Research has suggested that early intervention, with increased lutein intake in early and middle adulthood, may be key to supporting cognitive health.1 In support of this, many studies, including a variety presented at the ICS symposium, also support the benefits of lutein intake from early on in life. For example, infant formula with supplemental carotenoids has been shown to be more effective than standard formula in achieving the cognitive benefits offered by breastmilk, and higher lutein and zeaxanthin intake in breastmilk has been linked to faster, improved neural development and connectivity.23 Additionally, research has found macular carotenoid supplementation, even in young, healthy individuals, may result in significant improvements in visual processing speed.4

Looking for lutein

So, how can people increase their lutein intake? The human body cannot naturally produce lutein on its own, so lutein needs to be obtained from external sources. Certain vegetables, particularly leafy greens and egg yolks, are a good source of lutein - so a diet high in spinach and kale, for example, would increase lutein intake. However, this may not be possible (or palatable) to many people.

For those looking for alternative sources of lutein to support their brain, fortified foods and supplementation offer convenient, cost-effective and efficient methods of controlling and increasing intake. Recent research has found that doctors and GPs are far more likely to recommend supplementation to boost immune systems or keep bones healthy, rather than for specific health concerns, such as cognitive performance.5 Increased education on, and awareness of, lutein’s role in brain health may therefore lead to higher intakes across the globe, and the dietary supplement industry can help to provide consumers with simple solutions for maintaining a healthy brain across their lifetime.

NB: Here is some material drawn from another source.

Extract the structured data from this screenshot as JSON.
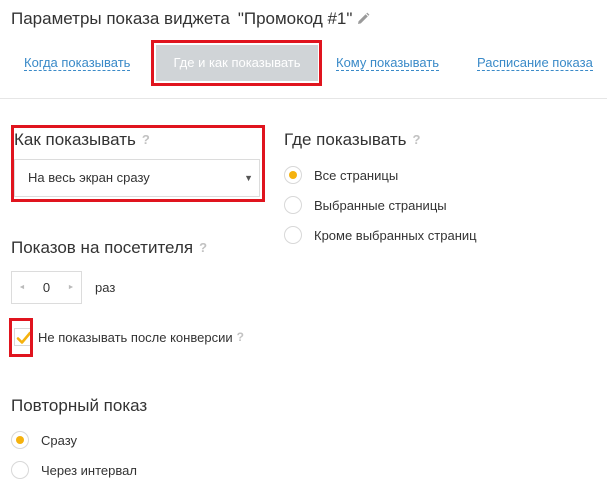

Discover more about cognitive health, including more nutrients that are scientifically supported to maintain a healthy mind in our new whitepaper: ‘Scientific evidence and nutritional solutions to support brain health throughout life’.


[1] A. Walk et al, ‘The Role of Carotenoids and Age on Neuroelectric Indices of Attentional Control among Early to Middle-Ages Adults.’, 2017, Frontiers in Aging Neuroscience, Jun 9;9:183

[2] S. Jeon et al ‘Effect of Carotenoid Supplemented Formula on Carotenoid Bioaccumulation in Tissues of Infant Rhesus Macaques: A Pilot Study Focused on Lutein’ 2017. Nutrients, Jan; 9(1): 51.

[3] M. Neuringer et al ‘Functional connectivity of cerebral cortical networks in monkey infants fed breast milk or formulas with low or high carotenoid content’, presented at the 18th ICS Symposium 2017.

[4] E.R.  Bovier et al, ‘A double-blind, placebo-controlled study on the effects of lutein and zeaxanthin on neural processing speed and efficiency’ PLoS One. 2014 Sep 24;9(9)  

[5] DSM, ‘Perception of nutritional supplements’ 2017